We all came to this country for the same reason: to be ourselves. Being an American means we can think, speak, and dress the way we see fit.
And if I want to wear a Fedora and fuzzy slippers to the diner for the Early Bird? Well, why not? It’s still a free country.
When Eric Clapton fell in love with Patti Boyd, it inspired him to write the classic rock song, “Layla.” This would be a romantic story, except for the fact that the love of his life was married to his friend, George Harrison, at the time.
Somehow, in the song’s lyrics, Clapton was able to spin this situation into something positive.
“Tried to give you consolation when your old man had let you down,” he wrote.
It almost seems noble, when you hear the tale told that way!
That’s the power of a euphemism.
Many years ago, I worked at a pharmaceutical company, and there was a hostile takeover. My department was eliminated, along with thousands of other employees, but oddly, the company referred to the mass lay-offs as an “optimization.”
That was exactly the opposite of what those of us who were let go experienced. It surely didn’t feel optimal to us.
Here’s one time no euphemism or hyperbole is needed: God is Love.
It’s not a cliche’ or a play on words. It doesn’t stand for something else. This phrase says exactly what it means.
People may not always live up to their hype or keep all of their promises, but love? Heck, it:
- Never fails
- Is patient & kind

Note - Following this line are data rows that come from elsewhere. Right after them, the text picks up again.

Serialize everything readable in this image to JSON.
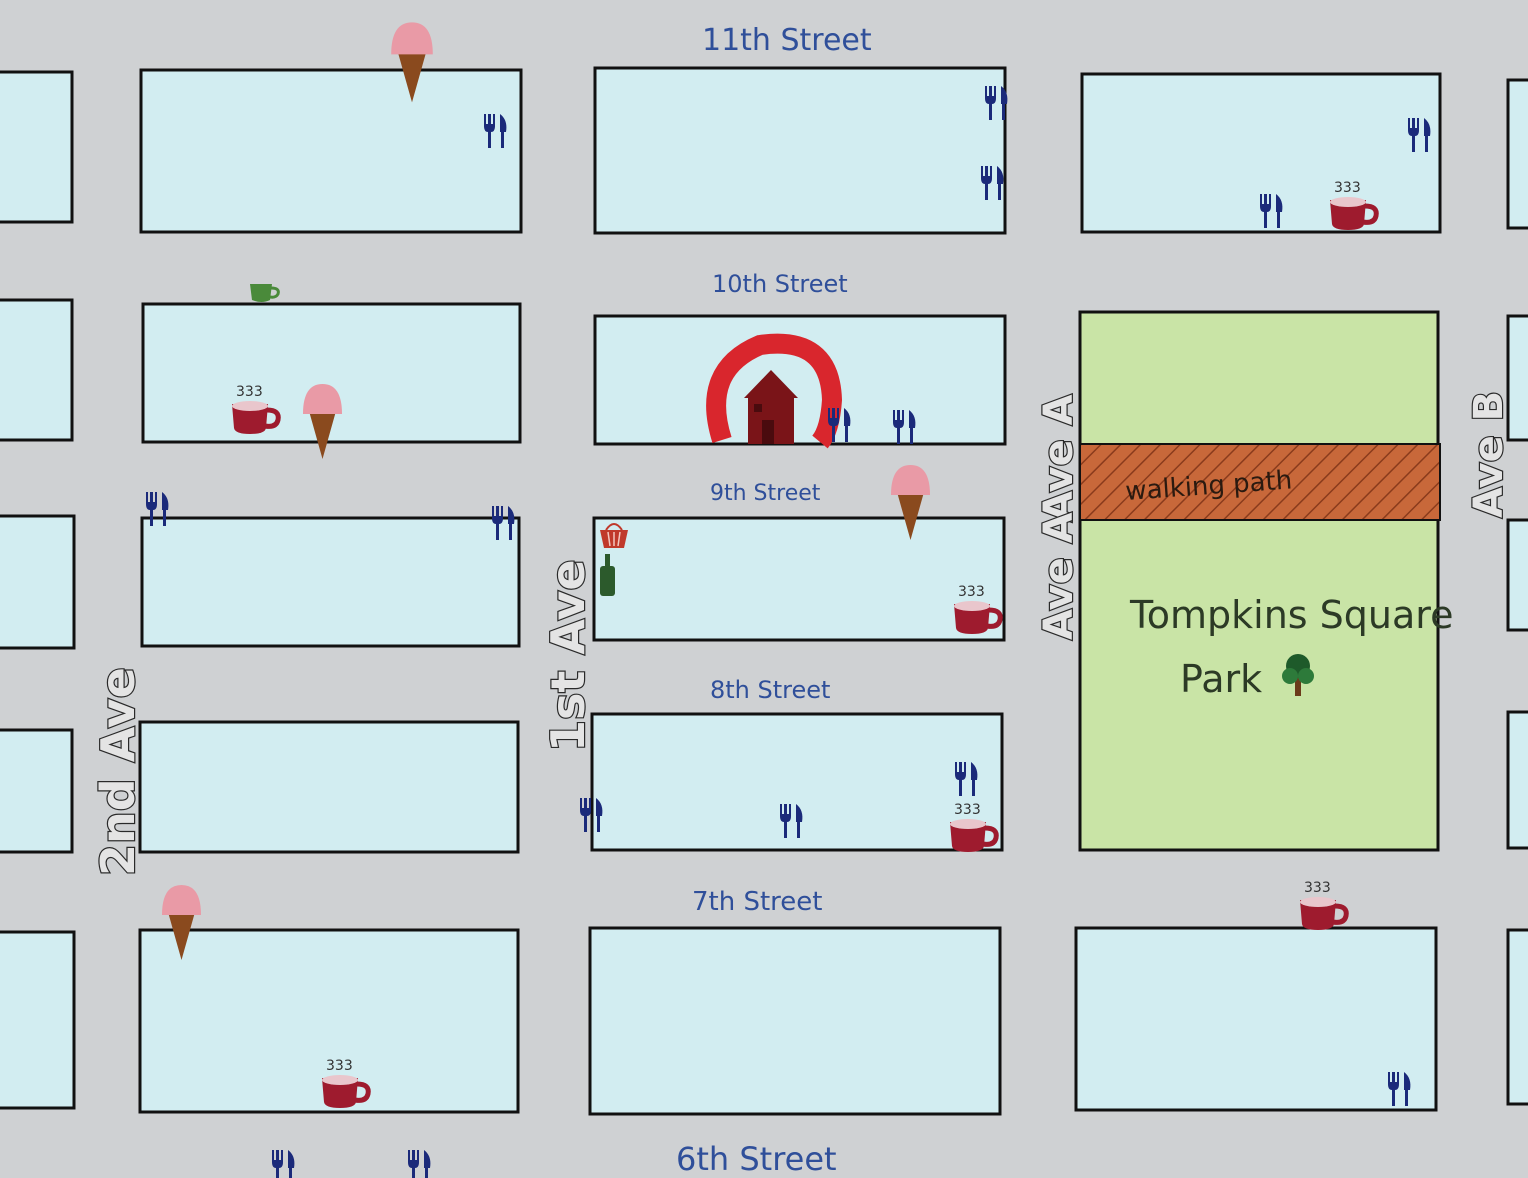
{
  "map": {
    "streets": {
      "s11": "11th Street",
      "s10": "10th Street",
      "s9": "9th Street",
      "s8": "8th Street",
      "s7": "7th Street",
      "s6": "6th Street"
    },
    "avenues": {
      "second": "2nd Ave",
      "first": "1st Ave",
      "a_north": "Ave A",
      "a_south": "Ave A",
      "b": "Ave B"
    },
    "park": {
      "line1": "Tompkins Square",
      "line2": "Park"
    },
    "walking_path": "walking path"
  },
  "colors": {
    "block": "#d2edf1",
    "park": "#c9e4a6",
    "road": "#cfd1d3",
    "walking_path": "#c8683a",
    "street_text": "#2f4f9a",
    "cutlery": "#1b2a7a",
    "coffee": "#9e1b2e",
    "ice_cream": "#e99aa6",
    "landmark_ring": "#d9262d"
  },
  "legend_icons": [
    "cutlery-icon",
    "coffee-cup-icon",
    "ice-cream-icon",
    "green-tea-cup-icon",
    "basket-icon",
    "bottle-icon",
    "house-landmark-icon",
    "tree-icon"
  ]
}
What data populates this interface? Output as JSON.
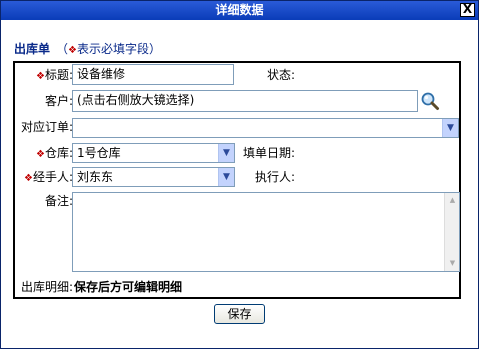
{
  "window": {
    "title": "详细数据",
    "close_label": "X"
  },
  "section": {
    "title": "出库单",
    "note_prefix": "（",
    "required_mark": "❖",
    "note_text": "表示必填字段",
    "note_suffix": "）"
  },
  "form": {
    "title_label": "标题:",
    "title_value": "设备维修",
    "status_label": "状态:",
    "customer_label": "客户:",
    "customer_value": "(点击右侧放大镜选择)",
    "order_label": "对应订单:",
    "order_value": "",
    "warehouse_label": "仓库:",
    "warehouse_value": "1号仓库",
    "fill_date_label": "填单日期:",
    "handler_label": "经手人:",
    "handler_value": "刘东东",
    "executor_label": "执行人:",
    "remark_label": "备注:",
    "detail_label": "出库明细:",
    "detail_note": "保存后方可编辑明细"
  },
  "actions": {
    "save_label": "保存"
  }
}
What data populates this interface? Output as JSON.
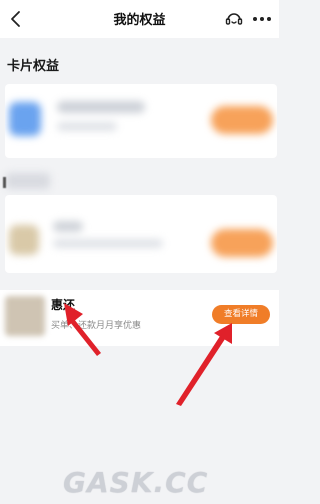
{
  "header": {
    "title": "我的权益",
    "back_icon": "chevron-left-icon",
    "support_icon": "customer-service-icon",
    "more_icon": "more-dots-icon"
  },
  "section": {
    "title": "卡片权益"
  },
  "benefit": {
    "name": "惠还",
    "description": "买单、还款月月享优惠",
    "detail_button": "查看详情"
  },
  "watermark": "GASK.CC",
  "colors": {
    "accent_orange": "#f07d28",
    "arrow_red": "#e0212a",
    "background": "#f2f3f5"
  }
}
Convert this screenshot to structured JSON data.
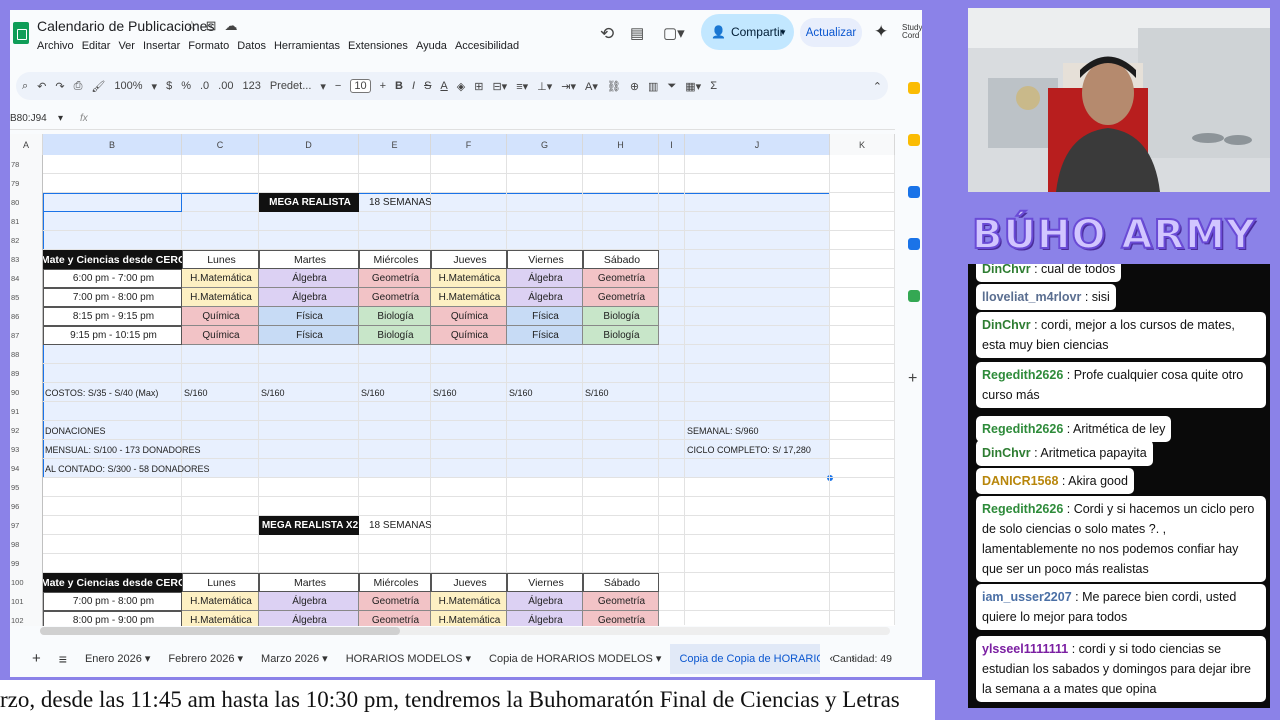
{
  "app": {
    "title": "Calendario de Publicaciones",
    "menu": [
      "Archivo",
      "Editar",
      "Ver",
      "Insertar",
      "Formato",
      "Datos",
      "Herramientas",
      "Extensiones",
      "Ayuda",
      "Accesibilidad"
    ],
    "share_label": "Compartir",
    "update_label": "Actualizar",
    "studio_label": "Study Cord"
  },
  "toolbar": {
    "zoom": "100%",
    "currency": "$",
    "percent": "%",
    "dec_less": ".0",
    "dec_more": ".00",
    "num_fmt": "123",
    "font": "Predet...",
    "font_size": "10"
  },
  "formula_bar": {
    "name_box": "B80:J94",
    "fx": "fx"
  },
  "columns": [
    "A",
    "B",
    "C",
    "D",
    "E",
    "F",
    "G",
    "H",
    "I",
    "J",
    "K"
  ],
  "rows": [
    "78",
    "79",
    "80",
    "81",
    "82",
    "83",
    "84",
    "85",
    "86",
    "87",
    "88",
    "89",
    "90",
    "91",
    "92",
    "93",
    "94",
    "95",
    "96",
    "97",
    "98",
    "99",
    "100",
    "101",
    "102"
  ],
  "block1": {
    "title": "MEGA REALISTA",
    "weeks": "18 SEMANAS",
    "header": [
      "Mate y Ciencias desde CERO",
      "Lunes",
      "Martes",
      "Miércoles",
      "Jueves",
      "Viernes",
      "Sábado"
    ],
    "rows": [
      [
        "6:00 pm - 7:00 pm",
        "H.Matemática",
        "Álgebra",
        "Geometría",
        "H.Matemática",
        "Álgebra",
        "Geometría"
      ],
      [
        "7:00 pm - 8:00 pm",
        "H.Matemática",
        "Álgebra",
        "Geometría",
        "H.Matemática",
        "Álgebra",
        "Geometría"
      ],
      [
        "8:15 pm - 9:15 pm",
        "Química",
        "Física",
        "Biología",
        "Química",
        "Física",
        "Biología"
      ],
      [
        "9:15 pm - 10:15 pm",
        "Química",
        "Física",
        "Biología",
        "Química",
        "Física",
        "Biología"
      ]
    ],
    "costs": [
      "COSTOS: S/35 - S/40 (Max)",
      "S/160",
      "S/160",
      "S/160",
      "S/160",
      "S/160",
      "S/160"
    ],
    "donations": "DONACIONES",
    "monthly": "MENSUAL: S/100 -  173 DONADORES",
    "cash": "AL CONTADO: S/300 -  58 DONADORES",
    "weekly": "SEMANAL: S/960",
    "full_cycle": "CICLO COMPLETO: S/ 17,280"
  },
  "block2": {
    "title": "MEGA REALISTA X2",
    "weeks": "18 SEMANAS",
    "header": [
      "Mate y Ciencias desde CERO",
      "Lunes",
      "Martes",
      "Miércoles",
      "Jueves",
      "Viernes",
      "Sábado"
    ],
    "rows": [
      [
        "7:00 pm - 8:00 pm",
        "H.Matemática",
        "Álgebra",
        "Geometría",
        "H.Matemática",
        "Álgebra",
        "Geometría"
      ],
      [
        "8:00 pm - 9:00 pm",
        "H.Matemática",
        "Álgebra",
        "Geometría",
        "H.Matemática",
        "Álgebra",
        "Geometría"
      ]
    ]
  },
  "sheet_tabs": [
    "Enero 2026",
    "Febrero 2026",
    "Marzo 2026",
    "HORARIOS MODELOS",
    "Copia de HORARIOS MODELOS",
    "Copia de Copia de HORARIOS MO"
  ],
  "status": {
    "count": "Cantidad: 49"
  },
  "brand": "BÚHO ARMY",
  "chat": [
    {
      "user": "DinChvr",
      "text": "cual de todos",
      "color": "#2e7d32"
    },
    {
      "user": "lloveliat_m4rlovr",
      "text": "sisi",
      "color": "#5a6e90"
    },
    {
      "user": "DinChvr",
      "text": "cordi, mejor a los cursos de mates, esta muy bien ciencias",
      "color": "#2e7d32"
    },
    {
      "user": "Regedith2626",
      "text": "Profe cualquier cosa quite otro curso más",
      "color": "#2e8b3a"
    },
    {
      "user": "Regedith2626",
      "text": "Aritmética de ley",
      "color": "#2e8b3a"
    },
    {
      "user": "DinChvr",
      "text": "Aritmetica papayita",
      "color": "#2e7d32"
    },
    {
      "user": "DANICR1568",
      "text": "Akira good",
      "color": "#b8860b"
    },
    {
      "user": "Regedith2626",
      "text": "Cordi y si hacemos un ciclo pero de solo ciencias o solo mates ?. , lamentablemente no nos podemos confiar hay que ser un poco más realistas",
      "color": "#2e8b3a"
    },
    {
      "user": "iam_usser2207",
      "text": "Me parece bien cordi, usted quiere lo mejor para todos",
      "color": "#4a6fa5"
    },
    {
      "user": "ylsseel1111111",
      "text": "cordi y si todo ciencias se estudian los sabados y domingos para dejar ibre la semana a a mates que opina",
      "color": "#7b1fa2"
    }
  ],
  "ticker": "rzo, desde las 11:45 am hasta las 10:30 pm, tendremos la Buhomaratón Final de Ciencias y Letras"
}
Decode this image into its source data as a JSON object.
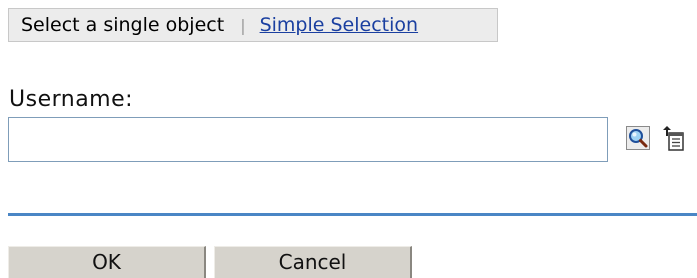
{
  "mode_bar": {
    "current_mode": "Select a single object",
    "separator": "|",
    "alternate_mode_link": "Simple Selection"
  },
  "form": {
    "username_label": "Username:",
    "username_value": ""
  },
  "icons": {
    "search": "search-icon",
    "history": "history-list-icon"
  },
  "buttons": {
    "ok": "OK",
    "cancel": "Cancel"
  },
  "colors": {
    "divider": "#4a86c5",
    "link": "#1a3fa0"
  }
}
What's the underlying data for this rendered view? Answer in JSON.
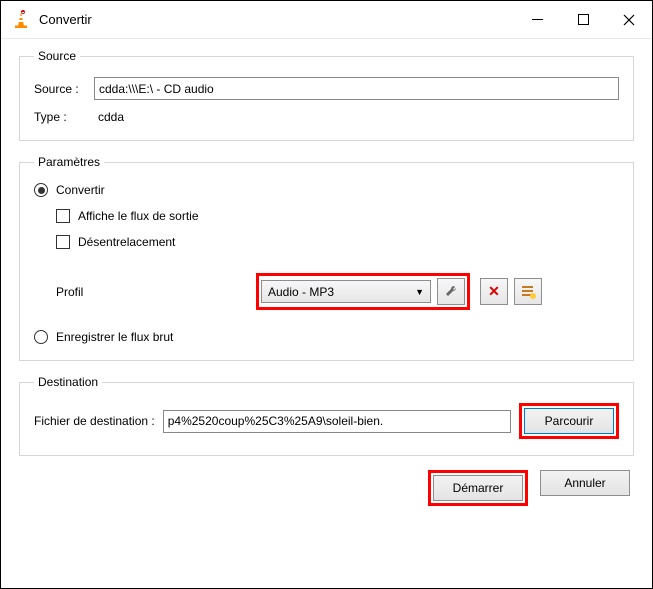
{
  "window": {
    "title": "Convertir"
  },
  "source_group": {
    "legend": "Source",
    "source_label": "Source :",
    "source_value": "cdda:\\\\\\E:\\ - CD audio",
    "type_label": "Type :",
    "type_value": "cdda"
  },
  "params_group": {
    "legend": "Paramètres",
    "convert_radio": "Convertir",
    "show_output_check": "Affiche le flux de sortie",
    "deinterlace_check": "Désentrelacement",
    "profile_label": "Profil",
    "profile_value": "Audio - MP3",
    "raw_radio": "Enregistrer le flux brut"
  },
  "dest_group": {
    "legend": "Destination",
    "dest_label": "Fichier de destination :",
    "dest_value": "p4%2520coup%25C3%25A9\\soleil-bien.",
    "browse_btn": "Parcourir"
  },
  "footer": {
    "start_btn": "Démarrer",
    "cancel_btn": "Annuler"
  }
}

- Covers a multitude of sins
- Casts out all fear
To sum it up, it makes the world go ‘round.
Powerful words, indeed.